ATSO Training Provides Full Spectrum of Deployment
By Staff Sgt. Michael Matkin, 161st Air Refueling Wing
/ Published October 05, 2010
Phoenix Sky Harbor Air National Guard Base -- The 161st Air Refueling Wing aircraft maintenance flight developed and created an Ability to Survive and Operate, or ATSO, training facility in preparation for an upcoming Operational Readiness Exercise and Operational Readiness Inspection in a hanger at Phoenix Sky Harbor Air Force Base.
The ATSO training facility consists of multiple stations that recreate the full spectrum of a deployment.
"To make training as realistic as possible we decided to go through the full deployment starting with a pre-deployment briefing, such as checking dog tags and ID cards to get them in the mood," said Senior Master Sgt. Jeffrey Kellow, training facility designer and ATSO training instructor.
After the pre-deployment briefing, participants were put on a bus and transported to the hanger. They were then in-processed and issued weapons.
"[The pre-deployment and in-processing phase] gets them in the mindset that they are not at work - that they are deployed," said Sergeant Kellow.
Once they are issued weapons, participants move into a different section of the hanger where the training stations are located.

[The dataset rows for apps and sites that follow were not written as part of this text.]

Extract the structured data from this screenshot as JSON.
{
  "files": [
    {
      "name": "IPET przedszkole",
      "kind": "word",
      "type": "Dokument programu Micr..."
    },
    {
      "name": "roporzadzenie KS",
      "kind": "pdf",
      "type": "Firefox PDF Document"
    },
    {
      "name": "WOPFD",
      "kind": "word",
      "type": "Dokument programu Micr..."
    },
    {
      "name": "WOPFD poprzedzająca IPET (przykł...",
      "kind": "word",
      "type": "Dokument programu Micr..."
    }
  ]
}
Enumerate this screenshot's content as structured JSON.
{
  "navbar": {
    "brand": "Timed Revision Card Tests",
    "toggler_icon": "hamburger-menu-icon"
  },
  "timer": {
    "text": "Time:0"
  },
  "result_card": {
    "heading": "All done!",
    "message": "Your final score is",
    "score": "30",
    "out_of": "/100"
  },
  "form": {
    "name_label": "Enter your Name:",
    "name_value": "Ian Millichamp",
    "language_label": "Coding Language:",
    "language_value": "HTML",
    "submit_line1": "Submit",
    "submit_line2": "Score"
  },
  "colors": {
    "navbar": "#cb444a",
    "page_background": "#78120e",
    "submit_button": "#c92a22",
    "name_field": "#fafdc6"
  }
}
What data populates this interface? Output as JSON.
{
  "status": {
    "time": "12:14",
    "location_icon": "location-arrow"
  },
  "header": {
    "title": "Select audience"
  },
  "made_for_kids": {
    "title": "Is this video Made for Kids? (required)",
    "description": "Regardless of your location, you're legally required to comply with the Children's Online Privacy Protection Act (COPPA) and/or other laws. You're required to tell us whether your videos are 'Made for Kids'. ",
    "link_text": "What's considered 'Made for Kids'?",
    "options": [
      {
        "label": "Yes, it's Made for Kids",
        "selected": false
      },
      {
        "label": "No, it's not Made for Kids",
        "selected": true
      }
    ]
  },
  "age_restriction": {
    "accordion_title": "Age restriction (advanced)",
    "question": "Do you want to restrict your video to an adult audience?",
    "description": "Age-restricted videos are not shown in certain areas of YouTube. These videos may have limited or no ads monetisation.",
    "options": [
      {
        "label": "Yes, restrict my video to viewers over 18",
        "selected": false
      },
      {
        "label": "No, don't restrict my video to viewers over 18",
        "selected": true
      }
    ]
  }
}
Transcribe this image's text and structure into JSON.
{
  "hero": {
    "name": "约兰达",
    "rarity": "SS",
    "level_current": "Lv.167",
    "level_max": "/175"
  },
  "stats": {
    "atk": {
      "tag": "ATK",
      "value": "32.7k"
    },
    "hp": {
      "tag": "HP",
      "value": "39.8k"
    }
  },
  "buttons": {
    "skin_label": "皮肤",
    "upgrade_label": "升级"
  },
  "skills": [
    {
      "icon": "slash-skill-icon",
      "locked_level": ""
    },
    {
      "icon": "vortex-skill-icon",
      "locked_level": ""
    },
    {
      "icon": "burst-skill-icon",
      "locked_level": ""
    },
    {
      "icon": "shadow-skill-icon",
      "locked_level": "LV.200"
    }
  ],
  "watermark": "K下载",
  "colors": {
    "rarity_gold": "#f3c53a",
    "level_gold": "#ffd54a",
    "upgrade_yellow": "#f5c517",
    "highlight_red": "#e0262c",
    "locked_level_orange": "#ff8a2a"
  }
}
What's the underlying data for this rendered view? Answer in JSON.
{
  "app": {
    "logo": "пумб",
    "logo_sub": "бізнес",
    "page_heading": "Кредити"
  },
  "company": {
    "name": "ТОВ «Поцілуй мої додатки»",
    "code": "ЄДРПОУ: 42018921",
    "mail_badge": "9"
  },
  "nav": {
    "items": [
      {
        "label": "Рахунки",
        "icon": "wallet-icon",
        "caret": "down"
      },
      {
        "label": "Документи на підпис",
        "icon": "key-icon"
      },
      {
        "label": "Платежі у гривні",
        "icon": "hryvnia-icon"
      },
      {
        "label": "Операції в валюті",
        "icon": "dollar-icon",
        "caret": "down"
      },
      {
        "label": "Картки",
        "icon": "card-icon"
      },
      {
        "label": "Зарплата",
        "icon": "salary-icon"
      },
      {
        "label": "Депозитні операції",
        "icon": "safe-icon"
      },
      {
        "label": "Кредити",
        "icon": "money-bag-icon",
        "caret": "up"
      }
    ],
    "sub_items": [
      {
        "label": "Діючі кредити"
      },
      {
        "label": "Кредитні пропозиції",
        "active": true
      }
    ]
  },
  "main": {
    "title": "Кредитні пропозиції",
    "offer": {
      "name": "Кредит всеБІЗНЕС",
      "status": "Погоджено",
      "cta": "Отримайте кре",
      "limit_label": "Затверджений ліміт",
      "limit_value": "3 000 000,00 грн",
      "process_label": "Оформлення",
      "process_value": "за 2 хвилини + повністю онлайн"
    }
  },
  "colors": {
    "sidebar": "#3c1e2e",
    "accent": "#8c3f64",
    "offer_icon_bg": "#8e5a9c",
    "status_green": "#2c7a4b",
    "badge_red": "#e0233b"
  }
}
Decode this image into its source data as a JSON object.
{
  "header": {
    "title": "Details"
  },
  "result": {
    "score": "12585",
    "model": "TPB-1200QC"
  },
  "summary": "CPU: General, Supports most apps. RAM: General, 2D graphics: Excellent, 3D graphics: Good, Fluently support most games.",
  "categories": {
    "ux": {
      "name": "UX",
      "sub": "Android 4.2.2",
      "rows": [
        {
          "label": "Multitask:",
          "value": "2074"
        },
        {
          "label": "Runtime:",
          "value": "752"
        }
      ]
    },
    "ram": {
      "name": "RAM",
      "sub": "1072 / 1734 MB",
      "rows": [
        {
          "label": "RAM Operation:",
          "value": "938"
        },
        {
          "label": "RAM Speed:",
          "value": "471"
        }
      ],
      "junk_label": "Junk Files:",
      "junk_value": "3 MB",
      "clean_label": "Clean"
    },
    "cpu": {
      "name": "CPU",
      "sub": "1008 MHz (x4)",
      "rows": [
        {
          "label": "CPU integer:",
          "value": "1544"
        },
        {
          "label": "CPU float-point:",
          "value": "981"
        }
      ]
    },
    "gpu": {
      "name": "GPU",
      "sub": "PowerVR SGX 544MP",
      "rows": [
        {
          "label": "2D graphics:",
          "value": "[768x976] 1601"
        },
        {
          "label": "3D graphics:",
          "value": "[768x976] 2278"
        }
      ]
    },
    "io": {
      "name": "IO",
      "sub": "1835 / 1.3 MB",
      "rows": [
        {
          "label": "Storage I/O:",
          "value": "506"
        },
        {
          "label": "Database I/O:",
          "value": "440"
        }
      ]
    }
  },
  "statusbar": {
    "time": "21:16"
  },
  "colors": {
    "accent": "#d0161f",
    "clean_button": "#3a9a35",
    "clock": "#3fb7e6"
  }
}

"We decided to train on some of the most common scenarios, such as bunker building, covering critical assets, and performing self-aide buddy care, because it's one thing to read about it and it's another thing to actually complete a task," said Sergeant Kellow. "Also, by keeping the training more realistic everyone seems to get a lot more out of it and it seems to stick a little better."
"The training was really worthwhile, especially since this is what we are going to be graded upon when it comes time for the ORE and ORI," said Lt. Col. Mitchell Culp, participant and the 161st Aircraft Maintenance Commander. "The station dealing with the casualties was especially good training; however, the best part was getting out of MOPP4." Mission-Oriented Protective Posture or MOPP levels determine the necessary gear and preparations in the event of nuclear, chemical or biological attack.
Not only were members of the unit impressed with the ATSO training setup, but visiting groups were also highly impressed.
"We had a group of [servicemembers] from the Air National Guard Combat Readiness Training Center, Volk Field, Wis. visit and they told us that our base is doing a thousand times better than 99 percent of the other units," said Sergeant Kellow.
The 459th Air Refueling Wing, Andrews Air Force Base, Md., also visited the ATSO training facility. This group, which is tasked to partner with the 161 ARW for the base's next ORE and ORI, included their Wing Commander and most of his subordinate commanders.
"They were very impressed and we have talked about an exchange where we would help one another at our respective bases," said Sergeant Kellow. "This partnership is the key to our future ORE and ORI success and is mutually supported by both commanders."
"As the 161 ARW prepares for the upcoming ORE and ORI, training such as this, will prove invaluable," said Colonel Culp.